BEGIN

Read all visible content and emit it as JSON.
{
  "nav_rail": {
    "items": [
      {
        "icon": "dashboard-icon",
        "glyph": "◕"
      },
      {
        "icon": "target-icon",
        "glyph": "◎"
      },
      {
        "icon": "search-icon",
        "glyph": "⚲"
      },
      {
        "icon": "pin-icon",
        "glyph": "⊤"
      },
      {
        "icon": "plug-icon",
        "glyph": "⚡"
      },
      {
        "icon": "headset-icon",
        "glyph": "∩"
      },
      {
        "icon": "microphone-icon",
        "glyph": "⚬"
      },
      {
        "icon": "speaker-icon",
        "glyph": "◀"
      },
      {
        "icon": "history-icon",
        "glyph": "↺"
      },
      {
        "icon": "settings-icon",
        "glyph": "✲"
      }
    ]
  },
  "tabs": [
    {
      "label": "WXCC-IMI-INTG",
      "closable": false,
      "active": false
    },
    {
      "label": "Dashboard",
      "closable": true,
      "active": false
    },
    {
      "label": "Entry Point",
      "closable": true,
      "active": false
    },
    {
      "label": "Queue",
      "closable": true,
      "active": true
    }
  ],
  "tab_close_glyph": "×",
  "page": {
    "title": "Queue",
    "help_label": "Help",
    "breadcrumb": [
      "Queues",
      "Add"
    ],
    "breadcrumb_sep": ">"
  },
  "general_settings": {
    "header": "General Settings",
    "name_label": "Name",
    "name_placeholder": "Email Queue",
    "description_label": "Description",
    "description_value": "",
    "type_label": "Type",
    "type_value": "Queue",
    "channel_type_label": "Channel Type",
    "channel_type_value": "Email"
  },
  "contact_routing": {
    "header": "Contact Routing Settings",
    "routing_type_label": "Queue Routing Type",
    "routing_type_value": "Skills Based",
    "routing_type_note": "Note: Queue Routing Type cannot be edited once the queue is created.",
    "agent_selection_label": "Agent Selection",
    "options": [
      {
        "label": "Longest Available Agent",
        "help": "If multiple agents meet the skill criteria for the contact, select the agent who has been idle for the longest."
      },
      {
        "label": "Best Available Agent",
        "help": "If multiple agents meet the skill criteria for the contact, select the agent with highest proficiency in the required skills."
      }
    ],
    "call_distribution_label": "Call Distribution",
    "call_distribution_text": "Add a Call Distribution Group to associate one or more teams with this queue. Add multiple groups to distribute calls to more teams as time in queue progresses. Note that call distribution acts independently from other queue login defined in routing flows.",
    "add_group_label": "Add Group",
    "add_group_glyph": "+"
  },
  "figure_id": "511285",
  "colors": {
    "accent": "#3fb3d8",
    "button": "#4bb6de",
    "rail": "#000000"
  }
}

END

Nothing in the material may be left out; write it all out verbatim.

Read all visible content and emit it as JSON.
{
  "nav_rail": {
    "items": [
      {
        "icon": "dashboard-icon",
        "glyph": "◕"
      },
      {
        "icon": "target-icon",
        "glyph": "◎"
      },
      {
        "icon": "search-icon",
        "glyph": "⚲"
      },
      {
        "icon": "pin-icon",
        "glyph": "⊤"
      },
      {
        "icon": "plug-icon",
        "glyph": "⚡"
      },
      {
        "icon": "headset-icon",
        "glyph": "∩"
      },
      {
        "icon": "microphone-icon",
        "glyph": "⚬"
      },
      {
        "icon": "speaker-icon",
        "glyph": "◀"
      },
      {
        "icon": "history-icon",
        "glyph": "↺"
      },
      {
        "icon": "settings-icon",
        "glyph": "✲"
      }
    ]
  },
  "tabs": [
    {
      "label": "WXCC-IMI-INTG",
      "closable": false,
      "active": false
    },
    {
      "label": "Dashboard",
      "closable": true,
      "active": false
    },
    {
      "label": "Entry Point",
      "closable": true,
      "active": false
    },
    {
      "label": "Queue",
      "closable": true,
      "active": true
    }
  ],
  "tab_close_glyph": "×",
  "page": {
    "title": "Queue",
    "help_label": "Help",
    "breadcrumb": [
      "Queues",
      "Add"
    ],
    "breadcrumb_sep": ">"
  },
  "general_settings": {
    "header": "General Settings",
    "name_label": "Name",
    "name_placeholder": "Email Queue",
    "description_label": "Description",
    "description_value": "",
    "type_label": "Type",
    "type_value": "Queue",
    "channel_type_label": "Channel Type",
    "channel_type_value": "Email"
  },
  "contact_routing": {
    "header": "Contact Routing Settings",
    "routing_type_label": "Queue Routing Type",
    "routing_type_value": "Skills Based",
    "routing_type_note": "Note: Queue Routing Type cannot be edited once the queue is created.",
    "agent_selection_label": "Agent Selection",
    "options": [
      {
        "label": "Longest Available Agent",
        "help": "If multiple agents meet the skill criteria for the contact, select the agent who has been idle for the longest."
      },
      {
        "label": "Best Available Agent",
        "help": "If multiple agents meet the skill criteria for the contact, select the agent with highest proficiency in the required skills."
      }
    ],
    "call_distribution_label": "Call Distribution",
    "call_distribution_text": "Add a Call Distribution Group to associate one or more teams with this queue. Add multiple groups to distribute calls to more teams as time in queue progresses. Note that call distribution acts independently from other queue login defined in routing flows.",
    "add_group_label": "Add Group",
    "add_group_glyph": "+"
  },
  "figure_id": "511285",
  "colors": {
    "accent": "#3fb3d8",
    "button": "#4bb6de",
    "rail": "#000000"
  }
}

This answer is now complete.